South Africans may have to wait a little bit longer than expected before they can be empowered to use their mobile phones as a fully fledged electronic wallet through the near field communications (NFC) technology platform.
This view emerged from Tim Walter, head of marketing at Nashua Mobile, who said the take off in NFC, locally and to a certain extent in developed markets, was still far down the line largely as a result of slow infrastructure development investment.
NFC is a short-range wireless technology that was designed to allow people to use their mobile phone as a wallet. The technology has been punted as the next big thing by its promoters. Walter seems to have doubts at least for now.
Walter said South African banks and retailers are likely to be slow to adopt NFC for mobile payments because of the high costs of installing point-of-sale terminals and other enabling infrastructure. He said that there was little appetite among institutions to drive adoption of yet another new point-of-sale payment technology. This is after they just rollout the EMV credit card standard.
Walter noted that NFC has proven to be a viable technology in trials in countries such as the US. He said many of these trials have also shown that NFC was still an immature technology far from the mainstream. Quoting research by Berg Insight, he said NFC enabled handsets increased ten-fold in 2011 to 30 million units. Shipments are forecast to touch 700 million units in 2016. “With just 30 million NFC handsets sold in 2011, these devices represent a tiny fragment of the overall mobile phone market. The growth is exponential, but even in advanced markets, NFC looks like it could be two to three years away from mainstream adoption,” says Walter.

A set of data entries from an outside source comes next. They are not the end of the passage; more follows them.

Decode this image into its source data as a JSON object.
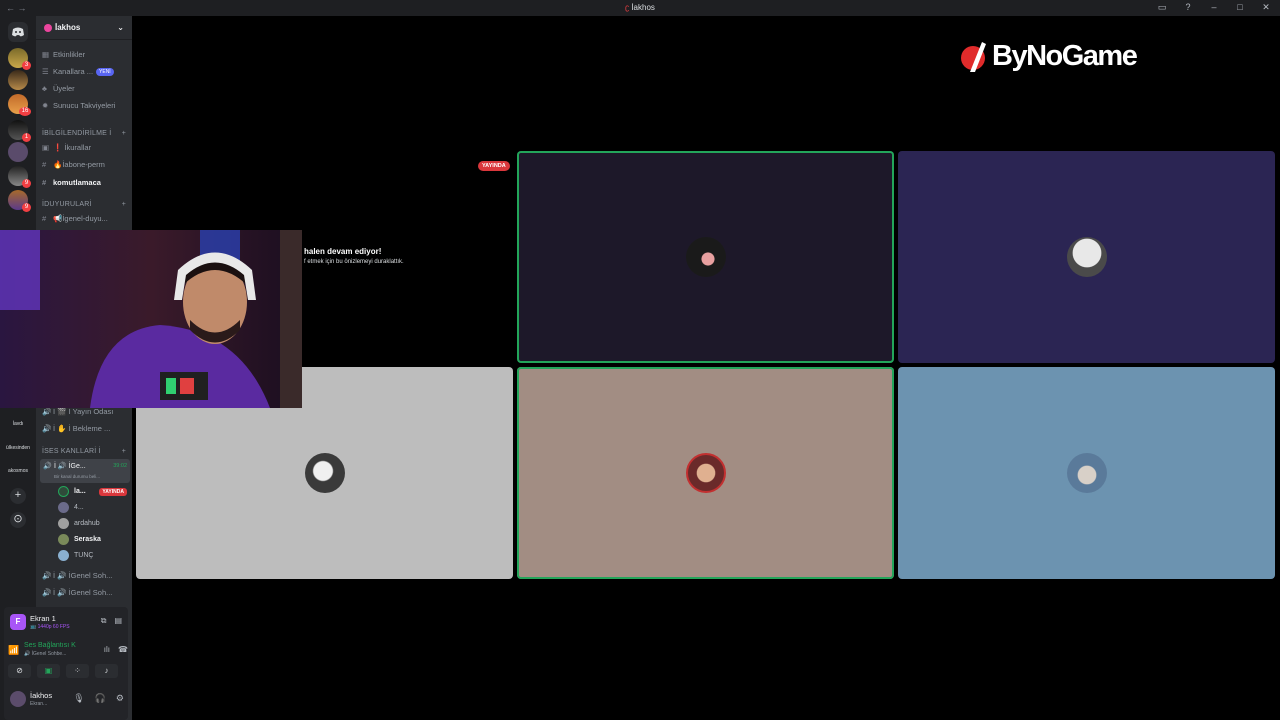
{
  "titlebar": {
    "nav": "← →",
    "title": "İakhos",
    "title_mark": "ʗ",
    "icons": [
      "inbox-icon",
      "help-icon",
      "minimize-icon",
      "maximize-icon",
      "close-icon"
    ]
  },
  "servers": {
    "badges": [
      "3",
      "16",
      "1",
      "9",
      "9"
    ],
    "text_items": [
      "İavdı",
      "ülkesinden",
      "akosmos"
    ],
    "add_icon": "+",
    "discover_icon": "⊙"
  },
  "guild": {
    "name": "İakhos",
    "chevron": "⌄"
  },
  "sidebar": {
    "top_items": [
      {
        "icon": "▦",
        "label": "Etkinlikler"
      },
      {
        "icon": "☰",
        "label": "Kanallara ...",
        "badge": "YENİ"
      },
      {
        "icon": "♣",
        "label": "Üyeler"
      },
      {
        "icon": "✹",
        "label": "Sunucu Takviyeleri"
      }
    ],
    "cat1": {
      "label": "İBİLGİLENDİRİLME İ",
      "plus": "+"
    },
    "text_channels": [
      {
        "icon": "▣",
        "label": "❗ İkurallar"
      },
      {
        "icon": "#",
        "label": "🔥İabone-perm"
      },
      {
        "icon": "#",
        "label": "komutlamaca"
      }
    ],
    "cat2": {
      "label": "İDUYURULARİ",
      "plus": "+"
    },
    "announce": {
      "icon": "#",
      "label": "📢İgenel-duyu..."
    },
    "voice_top": [
      {
        "icon": "🔊",
        "label": "İ 🎬 İ Yayın Odası"
      },
      {
        "icon": "🔊",
        "label": "İ ✋ İ Bekleme ..."
      }
    ],
    "cat3": {
      "label": "İSES KANLLARİ İ",
      "plus": "+"
    },
    "active_voice": {
      "label": "İ 🔊 İGe...",
      "time": "39:02",
      "status": "Bir kanal durumu beli..."
    },
    "voice_users": [
      {
        "name": "la...",
        "live": "YAYINDA",
        "bold": true
      },
      {
        "name": "4...",
        "live": "",
        "bold": false
      },
      {
        "name": "ardahub",
        "live": "",
        "bold": false
      },
      {
        "name": "Seraska",
        "live": "",
        "bold": true
      },
      {
        "name": "TUNÇ",
        "live": "",
        "bold": false
      }
    ],
    "voice_bottom": [
      {
        "icon": "🔊",
        "label": "İ 🔊 İGenel Soh..."
      },
      {
        "icon": "🔊",
        "label": "İ 🔊 İGenel Soh..."
      }
    ]
  },
  "panel": {
    "screen_initial": "F",
    "screen_title": "Ekran 1",
    "screen_sub": "📺 1440p 60 FPS",
    "voice_title": "Ses Bağlantısı K",
    "voice_sub": "🔊 İGenel Sohbe...",
    "user_name": "İakhos",
    "user_status": "Ekran..."
  },
  "stage": {
    "logo_text": "ByNoGame",
    "live_badge": "YAYINDA",
    "paused_title": "halen devam ediyor!",
    "paused_sub": "f etmek için bu önizlemeyi duraklattık."
  },
  "colors": {
    "accent": "#5865f2",
    "live": "#da373c",
    "speaking": "#23a55a",
    "tile1": "#1d1829",
    "tile2": "#2b2553",
    "tile3": "#bdbdbd",
    "tile4": "#a28d83",
    "tile5": "#6c93b0"
  }
}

In South Africa, it is the capital-intensive process of rolling out point of sales terminals by stores, hotels, restaurants, services firms and other merchants that will be the big barrier to adoption, said Walter. It took a good 10 years from when banks first started talking about EMV until it became common in South African shops – and even now the rollout isn’t 100% complete.
“Retailers and banks will need to see some clearly defined benefits in security, convenience and cost-reduction before they adopt NFC in a big way. We will need to see big retail groups, mobile operators and banks cooperate closely to nurture an NFC ecosystem based on a sound business model that works for all of them – and that could take some time,” said Walter.
“That doesn’t mean that we won’t see other applications for NFC-enabled phones in the next two to three years. The technology can be used for applications such as paring devices to establish Bluetooth or WLAN connections, electronic ticketing, loyalty programs and coupons, parking payment, buying goods for vending machines, and more.